There are a number of issues you are probably dealing with as a result of a small fire in the server environment....
By submitting your personal information, you agree that TechTarget and its partners may contact you regarding relevant content, products and special offers.
Smoke, soot, water, and other contaminants the water may have brought (sprinkler water is a notoriously nasty mix of water, pipe cutting oil, some bio-growth, and so on). NFPA standard 75, "Standard for the protection of Electronic Computer / Data Processing equipment," appendix C, deals directly with the situation you are faced with, and goes through a number of steps for 'do it yourself' recovery from smoke and water.

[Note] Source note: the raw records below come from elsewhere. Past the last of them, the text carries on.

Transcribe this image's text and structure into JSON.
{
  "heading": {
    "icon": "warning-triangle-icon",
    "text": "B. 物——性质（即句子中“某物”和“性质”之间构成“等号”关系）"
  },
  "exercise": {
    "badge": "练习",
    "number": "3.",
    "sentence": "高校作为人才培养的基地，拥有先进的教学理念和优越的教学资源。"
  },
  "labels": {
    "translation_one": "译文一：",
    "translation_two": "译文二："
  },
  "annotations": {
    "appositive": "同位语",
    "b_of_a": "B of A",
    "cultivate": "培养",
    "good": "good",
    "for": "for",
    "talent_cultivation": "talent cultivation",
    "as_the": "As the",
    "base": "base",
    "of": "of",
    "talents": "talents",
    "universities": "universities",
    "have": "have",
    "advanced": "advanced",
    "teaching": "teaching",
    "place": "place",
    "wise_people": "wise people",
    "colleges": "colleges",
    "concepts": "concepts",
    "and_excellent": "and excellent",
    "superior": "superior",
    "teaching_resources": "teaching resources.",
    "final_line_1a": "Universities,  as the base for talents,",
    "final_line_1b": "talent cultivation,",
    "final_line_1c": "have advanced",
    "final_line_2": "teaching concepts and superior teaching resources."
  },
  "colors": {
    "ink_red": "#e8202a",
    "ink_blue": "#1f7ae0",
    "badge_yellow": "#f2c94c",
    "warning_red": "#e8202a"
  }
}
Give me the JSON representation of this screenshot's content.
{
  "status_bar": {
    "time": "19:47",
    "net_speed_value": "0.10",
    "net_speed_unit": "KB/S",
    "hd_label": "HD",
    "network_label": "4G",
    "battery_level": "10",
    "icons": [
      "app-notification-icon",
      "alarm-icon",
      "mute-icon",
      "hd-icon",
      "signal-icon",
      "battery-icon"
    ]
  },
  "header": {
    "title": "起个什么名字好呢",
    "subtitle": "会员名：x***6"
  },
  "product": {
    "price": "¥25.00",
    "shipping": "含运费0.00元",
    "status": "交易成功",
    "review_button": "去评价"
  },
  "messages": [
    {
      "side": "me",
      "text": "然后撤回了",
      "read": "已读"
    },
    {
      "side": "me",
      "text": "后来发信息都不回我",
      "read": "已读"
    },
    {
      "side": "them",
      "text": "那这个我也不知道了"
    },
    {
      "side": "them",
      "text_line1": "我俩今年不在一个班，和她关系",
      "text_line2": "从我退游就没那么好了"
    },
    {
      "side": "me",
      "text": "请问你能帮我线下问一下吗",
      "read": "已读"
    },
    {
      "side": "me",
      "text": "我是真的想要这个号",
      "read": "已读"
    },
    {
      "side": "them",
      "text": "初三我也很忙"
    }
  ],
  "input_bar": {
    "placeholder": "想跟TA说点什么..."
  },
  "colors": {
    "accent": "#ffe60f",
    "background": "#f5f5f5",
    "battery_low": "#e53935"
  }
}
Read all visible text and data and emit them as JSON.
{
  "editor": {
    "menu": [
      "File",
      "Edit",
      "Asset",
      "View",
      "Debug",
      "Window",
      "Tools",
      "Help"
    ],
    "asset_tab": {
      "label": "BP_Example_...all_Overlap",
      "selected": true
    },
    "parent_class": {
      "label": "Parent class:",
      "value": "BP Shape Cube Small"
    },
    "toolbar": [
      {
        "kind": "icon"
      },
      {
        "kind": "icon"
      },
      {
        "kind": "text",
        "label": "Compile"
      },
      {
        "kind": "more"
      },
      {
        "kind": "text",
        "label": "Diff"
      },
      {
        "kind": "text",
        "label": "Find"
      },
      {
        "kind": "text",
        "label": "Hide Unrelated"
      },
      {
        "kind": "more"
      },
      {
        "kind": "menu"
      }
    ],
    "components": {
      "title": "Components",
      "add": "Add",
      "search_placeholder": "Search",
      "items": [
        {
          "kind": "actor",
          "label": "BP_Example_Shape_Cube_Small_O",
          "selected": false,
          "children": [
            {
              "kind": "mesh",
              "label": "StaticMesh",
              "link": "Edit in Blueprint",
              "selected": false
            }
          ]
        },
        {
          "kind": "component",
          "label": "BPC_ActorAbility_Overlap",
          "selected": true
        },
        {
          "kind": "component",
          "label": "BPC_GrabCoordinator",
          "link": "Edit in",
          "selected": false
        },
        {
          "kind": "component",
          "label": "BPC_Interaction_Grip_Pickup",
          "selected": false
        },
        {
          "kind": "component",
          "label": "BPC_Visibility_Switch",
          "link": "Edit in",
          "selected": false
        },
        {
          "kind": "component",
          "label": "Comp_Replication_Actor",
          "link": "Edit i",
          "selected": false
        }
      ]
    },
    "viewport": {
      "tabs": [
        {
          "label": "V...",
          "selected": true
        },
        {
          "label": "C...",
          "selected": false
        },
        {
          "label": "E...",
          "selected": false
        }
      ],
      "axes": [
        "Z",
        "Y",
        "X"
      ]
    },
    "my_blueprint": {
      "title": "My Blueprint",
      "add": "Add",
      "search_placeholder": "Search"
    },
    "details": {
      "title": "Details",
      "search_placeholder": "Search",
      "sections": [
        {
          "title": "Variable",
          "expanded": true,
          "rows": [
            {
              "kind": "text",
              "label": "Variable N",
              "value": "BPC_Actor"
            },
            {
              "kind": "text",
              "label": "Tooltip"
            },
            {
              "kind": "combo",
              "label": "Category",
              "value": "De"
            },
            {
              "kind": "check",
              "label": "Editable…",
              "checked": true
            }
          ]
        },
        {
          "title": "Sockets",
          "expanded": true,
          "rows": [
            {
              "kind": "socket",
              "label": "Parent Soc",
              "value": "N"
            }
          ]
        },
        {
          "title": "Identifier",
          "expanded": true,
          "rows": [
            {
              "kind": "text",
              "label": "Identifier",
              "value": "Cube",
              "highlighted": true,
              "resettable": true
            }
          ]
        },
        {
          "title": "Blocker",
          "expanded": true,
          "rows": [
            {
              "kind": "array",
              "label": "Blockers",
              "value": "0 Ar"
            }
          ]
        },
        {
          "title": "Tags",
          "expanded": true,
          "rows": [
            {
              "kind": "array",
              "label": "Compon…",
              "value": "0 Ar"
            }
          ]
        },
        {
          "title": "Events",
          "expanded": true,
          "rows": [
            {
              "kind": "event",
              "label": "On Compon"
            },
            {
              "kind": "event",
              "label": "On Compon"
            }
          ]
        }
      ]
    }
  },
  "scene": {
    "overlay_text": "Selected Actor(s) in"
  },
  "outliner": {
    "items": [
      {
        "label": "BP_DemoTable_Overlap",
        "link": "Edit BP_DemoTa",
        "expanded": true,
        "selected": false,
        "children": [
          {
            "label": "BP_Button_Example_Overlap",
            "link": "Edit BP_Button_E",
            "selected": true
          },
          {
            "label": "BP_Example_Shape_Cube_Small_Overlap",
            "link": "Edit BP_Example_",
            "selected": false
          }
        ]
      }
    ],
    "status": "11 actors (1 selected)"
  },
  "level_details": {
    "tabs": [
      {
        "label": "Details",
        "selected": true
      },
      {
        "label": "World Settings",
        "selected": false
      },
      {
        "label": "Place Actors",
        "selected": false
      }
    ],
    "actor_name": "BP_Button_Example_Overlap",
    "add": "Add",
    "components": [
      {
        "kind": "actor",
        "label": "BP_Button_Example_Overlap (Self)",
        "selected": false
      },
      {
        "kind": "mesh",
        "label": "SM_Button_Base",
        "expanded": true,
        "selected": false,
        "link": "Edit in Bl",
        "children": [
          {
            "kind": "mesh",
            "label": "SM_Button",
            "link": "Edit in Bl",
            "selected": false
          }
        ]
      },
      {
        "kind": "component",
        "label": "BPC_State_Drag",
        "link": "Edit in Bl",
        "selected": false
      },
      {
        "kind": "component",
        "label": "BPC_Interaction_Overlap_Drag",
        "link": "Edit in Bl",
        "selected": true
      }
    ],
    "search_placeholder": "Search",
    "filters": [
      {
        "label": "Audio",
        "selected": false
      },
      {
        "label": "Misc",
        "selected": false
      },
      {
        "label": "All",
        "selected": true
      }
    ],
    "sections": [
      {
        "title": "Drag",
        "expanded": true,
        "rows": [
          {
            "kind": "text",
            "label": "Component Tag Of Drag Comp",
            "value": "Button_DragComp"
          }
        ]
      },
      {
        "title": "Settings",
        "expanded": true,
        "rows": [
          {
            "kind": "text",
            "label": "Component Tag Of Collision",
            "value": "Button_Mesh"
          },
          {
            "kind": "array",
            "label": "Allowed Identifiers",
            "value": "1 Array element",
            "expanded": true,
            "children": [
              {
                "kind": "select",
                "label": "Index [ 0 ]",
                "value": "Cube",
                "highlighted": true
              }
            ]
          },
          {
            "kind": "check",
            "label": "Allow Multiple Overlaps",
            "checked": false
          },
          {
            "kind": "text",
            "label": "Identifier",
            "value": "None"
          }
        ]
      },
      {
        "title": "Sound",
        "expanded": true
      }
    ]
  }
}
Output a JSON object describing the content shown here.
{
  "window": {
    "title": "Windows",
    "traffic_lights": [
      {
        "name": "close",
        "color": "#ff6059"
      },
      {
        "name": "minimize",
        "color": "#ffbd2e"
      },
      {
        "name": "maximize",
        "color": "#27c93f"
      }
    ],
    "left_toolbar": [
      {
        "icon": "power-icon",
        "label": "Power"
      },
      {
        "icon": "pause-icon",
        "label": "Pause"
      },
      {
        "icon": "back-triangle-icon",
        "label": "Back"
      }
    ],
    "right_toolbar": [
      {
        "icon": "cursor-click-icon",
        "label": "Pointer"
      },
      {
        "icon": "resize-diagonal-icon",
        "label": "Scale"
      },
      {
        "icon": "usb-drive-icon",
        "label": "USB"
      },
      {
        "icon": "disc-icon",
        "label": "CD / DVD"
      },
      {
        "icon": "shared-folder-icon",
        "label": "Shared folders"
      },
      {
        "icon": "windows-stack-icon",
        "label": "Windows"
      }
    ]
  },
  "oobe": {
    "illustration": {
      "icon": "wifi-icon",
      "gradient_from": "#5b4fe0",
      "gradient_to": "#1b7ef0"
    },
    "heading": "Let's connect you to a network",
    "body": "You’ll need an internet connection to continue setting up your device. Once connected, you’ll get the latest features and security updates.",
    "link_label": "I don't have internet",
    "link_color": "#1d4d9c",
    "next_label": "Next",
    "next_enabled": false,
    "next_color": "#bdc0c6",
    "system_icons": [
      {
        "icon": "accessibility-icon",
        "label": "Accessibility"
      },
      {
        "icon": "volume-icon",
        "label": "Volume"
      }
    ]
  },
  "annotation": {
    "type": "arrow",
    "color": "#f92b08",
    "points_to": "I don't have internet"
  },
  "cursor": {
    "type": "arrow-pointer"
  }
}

In addition, there are dozens of local and regional businesses that deal with this sort of restoration project. If it turns out you feel the damage and/or work is too great to take on yourself, I would advise looking into "Fire restoration" companies locally. A few moments with a web search or web-powered yellow pages application should get you in touch with several locally. One benefit to a professional restoration program is that if local authorities (environmental and/or occupational safety groups) are required, they will have experience in finding the right folks to get in touch with.
Dig Deeper on Data center design and facilities
Related Q&A from Lance Harry
Fire protection expert Lance Harry explains what a dry pre-action fire suppression system is and how it works.continue reading
Utilizing separate suppression 'zones' for both above floor and sub-floor spaces is a common practice in areas where the subfloor contains a ...continue reading
A reader wrote in and pointed out that comparing the two technologies seemed strange, "one is almost legislated out of existence and the other is ...continue reading
Have a question for an expert?
Please add a title for your question
Get answers from a TechTarget expert on whatever's puzzling you.